Element data from apps and pages
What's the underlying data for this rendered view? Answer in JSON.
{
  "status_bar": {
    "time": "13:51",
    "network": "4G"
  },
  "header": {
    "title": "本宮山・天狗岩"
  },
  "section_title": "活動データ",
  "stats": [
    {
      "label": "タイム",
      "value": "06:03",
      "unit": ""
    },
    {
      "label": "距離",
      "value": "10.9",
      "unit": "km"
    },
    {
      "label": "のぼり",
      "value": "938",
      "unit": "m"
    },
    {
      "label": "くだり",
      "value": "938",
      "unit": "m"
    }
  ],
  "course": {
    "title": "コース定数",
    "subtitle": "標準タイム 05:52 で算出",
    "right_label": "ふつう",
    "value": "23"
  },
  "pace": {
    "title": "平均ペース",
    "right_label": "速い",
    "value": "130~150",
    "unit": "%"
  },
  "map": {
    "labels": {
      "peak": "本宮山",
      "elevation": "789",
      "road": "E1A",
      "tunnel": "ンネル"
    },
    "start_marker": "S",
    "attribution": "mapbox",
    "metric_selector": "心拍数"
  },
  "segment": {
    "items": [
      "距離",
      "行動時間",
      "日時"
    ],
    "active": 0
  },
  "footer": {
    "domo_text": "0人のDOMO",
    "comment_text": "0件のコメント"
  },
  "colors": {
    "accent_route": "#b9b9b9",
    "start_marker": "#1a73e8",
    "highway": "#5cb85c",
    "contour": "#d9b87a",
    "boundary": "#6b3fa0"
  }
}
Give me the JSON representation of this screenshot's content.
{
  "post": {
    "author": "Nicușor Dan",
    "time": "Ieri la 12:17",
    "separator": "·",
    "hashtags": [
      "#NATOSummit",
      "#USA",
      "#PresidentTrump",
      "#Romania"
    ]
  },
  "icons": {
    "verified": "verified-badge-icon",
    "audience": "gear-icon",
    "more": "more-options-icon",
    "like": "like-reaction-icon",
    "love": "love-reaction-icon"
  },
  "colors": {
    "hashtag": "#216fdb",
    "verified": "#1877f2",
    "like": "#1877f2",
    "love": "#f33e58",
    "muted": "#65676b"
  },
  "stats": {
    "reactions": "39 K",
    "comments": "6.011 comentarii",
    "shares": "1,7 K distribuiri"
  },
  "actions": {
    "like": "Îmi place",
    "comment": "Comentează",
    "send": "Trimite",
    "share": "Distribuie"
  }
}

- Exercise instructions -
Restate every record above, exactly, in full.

- Exercise solution -
What's the underlying data for this rendered view? Answer in JSON.
{
  "status_bar": {
    "time": "13:51",
    "network": "4G"
  },
  "header": {
    "title": "本宮山・天狗岩"
  },
  "section_title": "活動データ",
  "stats": [
    {
      "label": "タイム",
      "value": "06:03",
      "unit": ""
    },
    {
      "label": "距離",
      "value": "10.9",
      "unit": "km"
    },
    {
      "label": "のぼり",
      "value": "938",
      "unit": "m"
    },
    {
      "label": "くだり",
      "value": "938",
      "unit": "m"
    }
  ],
  "course": {
    "title": "コース定数",
    "subtitle": "標準タイム 05:52 で算出",
    "right_label": "ふつう",
    "value": "23"
  },
  "pace": {
    "title": "平均ペース",
    "right_label": "速い",
    "value": "130~150",
    "unit": "%"
  },
  "map": {
    "labels": {
      "peak": "本宮山",
      "elevation": "789",
      "road": "E1A",
      "tunnel": "ンネル"
    },
    "start_marker": "S",
    "attribution": "mapbox",
    "metric_selector": "心拍数"
  },
  "segment": {
    "items": [
      "距離",
      "行動時間",
      "日時"
    ],
    "active": 0
  },
  "footer": {
    "domo_text": "0人のDOMO",
    "comment_text": "0件のコメント"
  },
  "colors": {
    "accent_route": "#b9b9b9",
    "start_marker": "#1a73e8",
    "highway": "#5cb85c",
    "contour": "#d9b87a",
    "boundary": "#6b3fa0"
  }
}
Give me the JSON representation of this screenshot's content.
{
  "post": {
    "author": "Nicușor Dan",
    "time": "Ieri la 12:17",
    "separator": "·",
    "hashtags": [
      "#NATOSummit",
      "#USA",
      "#PresidentTrump",
      "#Romania"
    ]
  },
  "icons": {
    "verified": "verified-badge-icon",
    "audience": "gear-icon",
    "more": "more-options-icon",
    "like": "like-reaction-icon",
    "love": "love-reaction-icon"
  },
  "colors": {
    "hashtag": "#216fdb",
    "verified": "#1877f2",
    "like": "#1877f2",
    "love": "#f33e58",
    "muted": "#65676b"
  },
  "stats": {
    "reactions": "39 K",
    "comments": "6.011 comentarii",
    "shares": "1,7 K distribuiri"
  },
  "actions": {
    "like": "Îmi place",
    "comment": "Comentează",
    "send": "Trimite",
    "share": "Distribuie"
  }
}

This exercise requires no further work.